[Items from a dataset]
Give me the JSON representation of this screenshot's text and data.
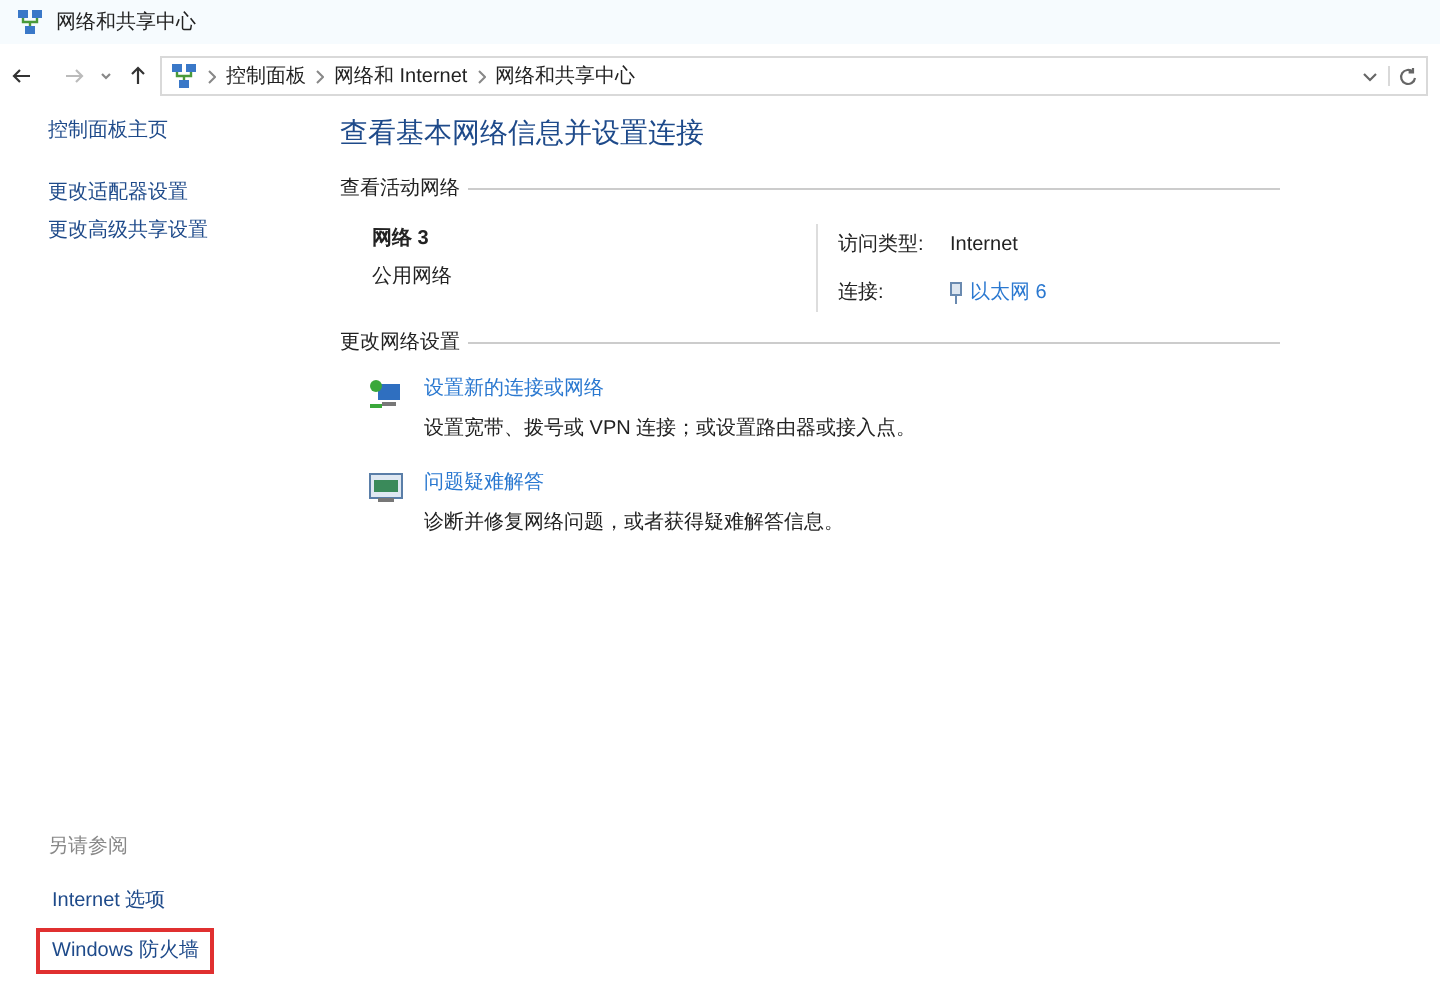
{
  "window": {
    "title": "网络和共享中心"
  },
  "address_bar": {
    "breadcrumbs": [
      "控制面板",
      "网络和 Internet",
      "网络和共享中心"
    ]
  },
  "sidebar": {
    "items": [
      "控制面板主页",
      "更改适配器设置",
      "更改高级共享设置"
    ],
    "see_also": {
      "heading": "另请参阅",
      "items": [
        {
          "label": "Internet 选项",
          "highlighted": false
        },
        {
          "label": "Windows 防火墙",
          "highlighted": true
        }
      ]
    }
  },
  "main": {
    "heading": "查看基本网络信息并设置连接",
    "active_networks": {
      "heading": "查看活动网络",
      "network_name": "网络 3",
      "network_type": "公用网络",
      "access_type_label": "访问类型:",
      "access_type": "Internet",
      "connections_label": "连接:",
      "connection": "以太网 6"
    },
    "change_settings": {
      "heading": "更改网络设置",
      "tasks": [
        {
          "kind": "new-connection",
          "link": "设置新的连接或网络",
          "description": "设置宽带、拨号或 VPN 连接；或设置路由器或接入点。"
        },
        {
          "kind": "troubleshoot",
          "link": "问题疑难解答",
          "description": "诊断并修复网络问题，或者获得疑难解答信息。"
        }
      ]
    }
  }
}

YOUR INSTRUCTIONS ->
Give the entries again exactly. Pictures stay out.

RESULT ->
Give me the JSON representation of this screenshot's text and data.
{
  "window": {
    "title": "网络和共享中心"
  },
  "address_bar": {
    "breadcrumbs": [
      "控制面板",
      "网络和 Internet",
      "网络和共享中心"
    ]
  },
  "sidebar": {
    "items": [
      "控制面板主页",
      "更改适配器设置",
      "更改高级共享设置"
    ],
    "see_also": {
      "heading": "另请参阅",
      "items": [
        {
          "label": "Internet 选项",
          "highlighted": false
        },
        {
          "label": "Windows 防火墙",
          "highlighted": true
        }
      ]
    }
  },
  "main": {
    "heading": "查看基本网络信息并设置连接",
    "active_networks": {
      "heading": "查看活动网络",
      "network_name": "网络 3",
      "network_type": "公用网络",
      "access_type_label": "访问类型:",
      "access_type": "Internet",
      "connections_label": "连接:",
      "connection": "以太网 6"
    },
    "change_settings": {
      "heading": "更改网络设置",
      "tasks": [
        {
          "kind": "new-connection",
          "link": "设置新的连接或网络",
          "description": "设置宽带、拨号或 VPN 连接；或设置路由器或接入点。"
        },
        {
          "kind": "troubleshoot",
          "link": "问题疑难解答",
          "description": "诊断并修复网络问题，或者获得疑难解答信息。"
        }
      ]
    }
  }
}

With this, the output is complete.